Recently, Maggie really slowed down. At first, we thought age had simply started to catch up to her. In a way, I suppose, it had. Three days ago, Maggie was diagnosed with a severe liver disorder. The veterinarian prescribed some meds but warned us that her prognosis was not good. We gave her the meds and she seemed to perk up almost immediately. We were encouraged as she ate better that night than she had in days and drank water without being coaxed to do so. Maggie retreated to her beloved crate that night to sleep, acting like she felt better than she had in a long time. When we woke up yesterday morning, however, things had changed. Maggie seemed to have lost 5 lbs. overnight. Her eyes were bloodshot and red and she could not seem to close her mouth. The change in her from the night before was stunning. I loaded her up and returned to the vet immediately. I was waiting at the door, holding her, when they opened at 7:30. The vet began working on her immediately but I knew that this was it. Maggie was a loving dog but had no problem letting you know she did not like being poked, prodded or stuck with a needle. She was a terrier, after all. As the doctor worked on her she completely surrendered. There was no fight left in her. She looked at me with very sick eyes and I knew it was time to let her go. The vet agreed and within minutes, she was gone.

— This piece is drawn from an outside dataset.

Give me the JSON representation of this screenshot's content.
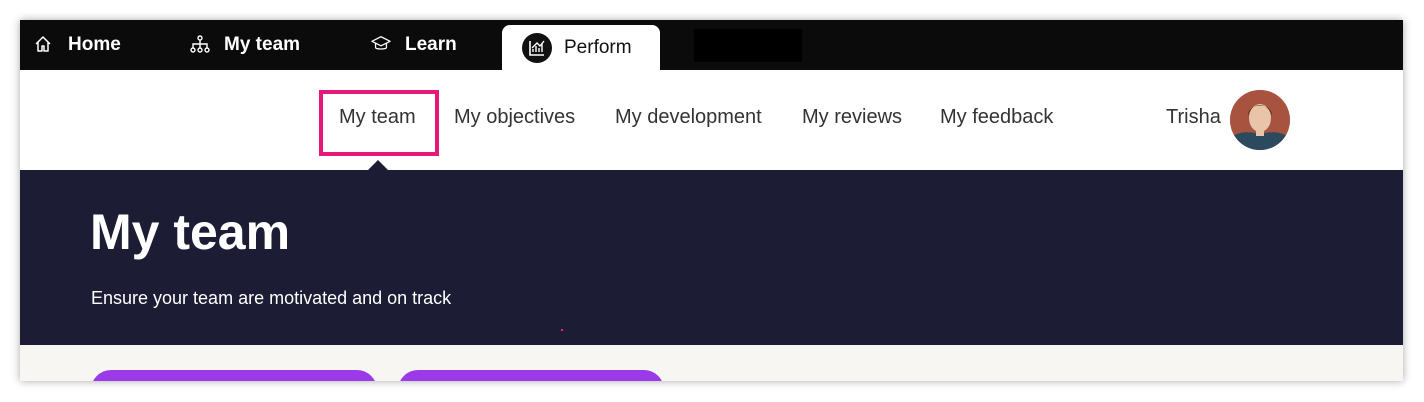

The vet asked what I wanted to do with her body and without hesitation I managed to choke out, “I want to take her home.” So, I did. I was thankful that no one was home as I dug her grave in the backyard. This big tough coach/cryptid hunter was anything but during that time. I wrapped Maggie in her favorite blanket and laid her in a small box with her favorite toy. I then placed the box in the deeper than it needed to be hole (I think I kept digging because I knew what I would have to do when I was finished). Putting that first shovel of dirt on top of that box was hard. I knew it would be but… it was much tougher than I ever would have imagined. Once the grave was covered, I retrieved some bricks, left over from the building of our house more than ten years ago, and laid them in a rectangular pattern on top of the grave. These bricks would allow us to always know exactly where our Maggie was laid to rest. I knew I would likely have to redo this once the dirt settled but I did not want my girls to see only a mound of recently disturbed dirt when they came home. I wanted it to be as nice as possible.

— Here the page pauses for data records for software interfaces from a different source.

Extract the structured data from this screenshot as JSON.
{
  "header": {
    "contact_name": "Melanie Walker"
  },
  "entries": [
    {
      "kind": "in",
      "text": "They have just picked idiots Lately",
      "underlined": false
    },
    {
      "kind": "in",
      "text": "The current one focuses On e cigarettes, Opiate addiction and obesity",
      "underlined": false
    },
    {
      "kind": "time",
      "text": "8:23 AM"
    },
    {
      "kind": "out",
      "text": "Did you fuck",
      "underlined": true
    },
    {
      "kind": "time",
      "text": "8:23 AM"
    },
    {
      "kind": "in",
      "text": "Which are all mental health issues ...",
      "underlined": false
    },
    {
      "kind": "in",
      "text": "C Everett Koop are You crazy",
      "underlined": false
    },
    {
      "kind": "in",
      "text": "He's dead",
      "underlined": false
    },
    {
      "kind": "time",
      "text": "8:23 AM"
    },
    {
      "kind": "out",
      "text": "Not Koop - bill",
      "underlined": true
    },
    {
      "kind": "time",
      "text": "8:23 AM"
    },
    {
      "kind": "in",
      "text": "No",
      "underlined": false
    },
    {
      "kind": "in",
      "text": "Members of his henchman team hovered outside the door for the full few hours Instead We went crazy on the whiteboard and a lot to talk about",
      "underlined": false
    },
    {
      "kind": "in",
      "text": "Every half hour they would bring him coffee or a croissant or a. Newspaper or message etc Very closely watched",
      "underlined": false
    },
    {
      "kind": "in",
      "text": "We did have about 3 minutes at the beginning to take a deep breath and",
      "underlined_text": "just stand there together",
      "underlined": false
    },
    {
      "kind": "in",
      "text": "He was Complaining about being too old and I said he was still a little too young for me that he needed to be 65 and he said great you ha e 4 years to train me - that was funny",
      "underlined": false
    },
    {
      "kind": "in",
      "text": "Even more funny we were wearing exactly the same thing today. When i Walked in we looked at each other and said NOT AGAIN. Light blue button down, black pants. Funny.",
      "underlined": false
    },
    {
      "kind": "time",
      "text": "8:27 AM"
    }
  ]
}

My wife cried all day. My oldest daughter, now 20 and away at college, was devastated. My youngest daughter, now 15 and unable to remember a time when Maggie was not in her life, was inconsolable. Maggie was the dog of their childhood. The dog that slept at the foot of their bed when they were sick, the dog they slipped food to under the table and the dog that they played with for countless hours both inside and out. Maggie is the dog they will always remember. Even so, Maggie really turned into my dog as the years passed. Mine was the lap she sought out at night, mine was the side of the bed she came to in the morning when she knew she would be allowed to nap for that last hour on the bed between my wife and I and it was me she stood in the window watching for in the evening. I will miss that little white face with the jackrabbit ears in the window when I come home at night.
I know there is much in the world that is more tragic than the loss of a pet but to trivialize such an event is a mistake. Loss is loss and a good dog is worth its weight in gold. Maggie was a good dog and she was mine.
I will miss her.